Real-time Turbulence Recognition and Reporting System for Unmanned Systems
Navy SBIR FY2018.1

Sol No.: Navy SBIR FY2018.1
Topic No.: N181-017
Topic Title: Real-time Turbulence Recognition and Reporting System for Unmanned Systems
Proposal No.: N181-017-0826
Firm: Systems Technology, Inc.
13766 Hawthorne Blvd.
Hawthorne, California 90250
Contact: Brian Danowsky
Phone: (310) 679-2281
Web Site:

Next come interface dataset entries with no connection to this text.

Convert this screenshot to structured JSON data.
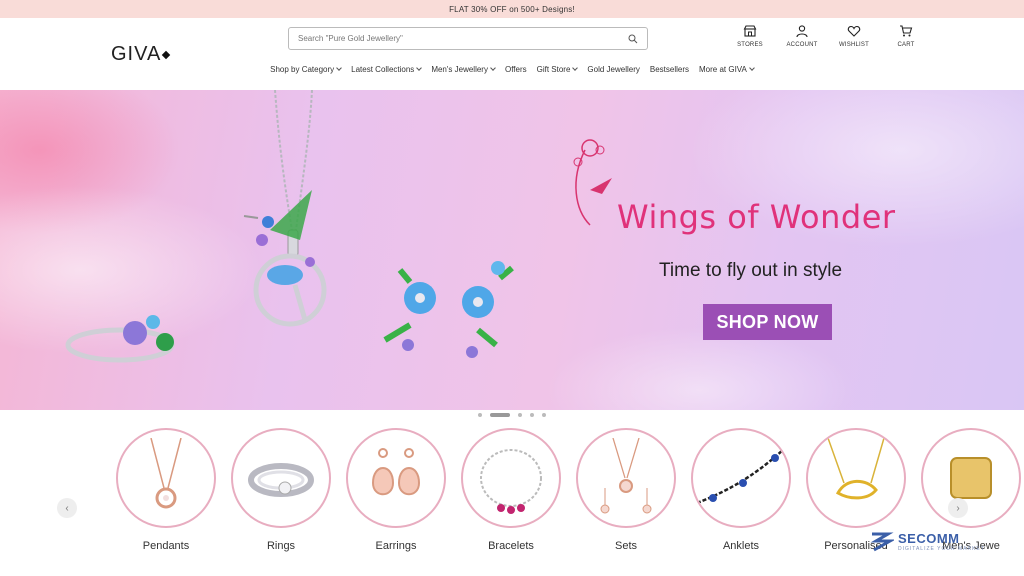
{
  "promo": {
    "text": "FLAT 30% OFF on 500+ Designs!"
  },
  "brand": {
    "name": "GIVA"
  },
  "search": {
    "placeholder": "Search \"Pure Gold Jewellery\""
  },
  "header_icons": [
    {
      "label": "STORES",
      "icon": "store-icon"
    },
    {
      "label": "ACCOUNT",
      "icon": "user-icon"
    },
    {
      "label": "WISHLIST",
      "icon": "heart-icon"
    },
    {
      "label": "CART",
      "icon": "cart-icon"
    }
  ],
  "nav": [
    {
      "label": "Shop by Category",
      "dropdown": true
    },
    {
      "label": "Latest Collections",
      "dropdown": true
    },
    {
      "label": "Men's Jewellery",
      "dropdown": true
    },
    {
      "label": "Offers",
      "dropdown": false
    },
    {
      "label": "Gift Store",
      "dropdown": true
    },
    {
      "label": "Gold Jewellery",
      "dropdown": false
    },
    {
      "label": "Bestsellers",
      "dropdown": false
    },
    {
      "label": "More at GIVA",
      "dropdown": true
    }
  ],
  "hero": {
    "title": "Wings of Wonder",
    "subtitle": "Time to fly out in style",
    "cta": "SHOP NOW"
  },
  "carousel": {
    "slides": 5,
    "active_index": 1
  },
  "categories": [
    {
      "label": "Pendants"
    },
    {
      "label": "Rings"
    },
    {
      "label": "Earrings"
    },
    {
      "label": "Bracelets"
    },
    {
      "label": "Sets"
    },
    {
      "label": "Anklets"
    },
    {
      "label": "Personalised"
    },
    {
      "label": "Men's Jewe"
    }
  ],
  "watermark": {
    "text": "SECOMM",
    "sub": "DIGITALIZE YOUR MARKET"
  },
  "colors": {
    "promo_bg": "#f9dcd8",
    "hero_title": "#e0327a",
    "cta_bg": "#9b4fb5",
    "category_ring": "#e8adc0"
  }
}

Abstract: Atmospheric turbulence is ubiquitous for all manned and unmanned flight vehicles, regardless of vehicle size and speed. Turbulence is generally compensated for by the pilot and flight control system and factors into aircraft design, flight envelope definition, and mission profile. If high-intensity turbulence is encountered, structural damage and/or loss of control can result, leading to mission abort, and in extreme cases, catastrophic failure. For manned aircraft, the turbulence level is pilot-determined based on ?ofeel.?? For Unmanned Aerial Systems (UAS), detection and recognition of turbulence must be performed by other means. The Navy seeks a real-time, robust, low-computational-overhead, on-vehicle system for UAS to recognize and quantify turbulence severity levels. As a solution, we propose the Systems Technology, Inc. Turbulence REcognition AlgorithM (STREAM). STREAM will leverage existing sensors to quantify time-varying turbulence intensity levels in real-time using an efficient onboard frequency-domain-based algorithm that can be seamlessly applied as a software update to existing and future UAS of varying weight and speed class. These data can be sent to a remote operator for better-informed decision making or can be used for autonomous control algorithms on board. STREAM will be developed and demonstrated in Phase I via simulation with relevant UAS models.
Benefits: STREAM is a low-computational-overhead real-time algorithm that quantifies turbulence levels using on-aircraft sensor data. The time-dependent turbulence intensity parameters that result from STREAM can be sent and displayed to remote operators in real-time to facilitate better-informed decision making, or the data can be used on-board for autonomous control algorithms that compensate for varying turbulence. STREAM will ultimately decrease loss of aircraft due to high turbulence levels and will ultimately increase safety. STREAM is intended to be applied as a software update to existing flight management and control software onboard fixed-wing UAS. The initial target market is the military UAS market, specifically the Navy UAS market. When including all the US military branches use of UAS, as well as the militaries of US allies, the military market is quite large. A secondary, and ultimately larger market, is the commercial UAS market. This is a rapidly growing industry with the proliferation of emerging UAS applications including filming, infrastructure inspection, environmental and agricultural monitoring, package delivery, and air taxis. Although targeted to UAS, STREAM could also be applied to manned aircraft, providing a measure of turbulence intensity directly to the pilot in real-time.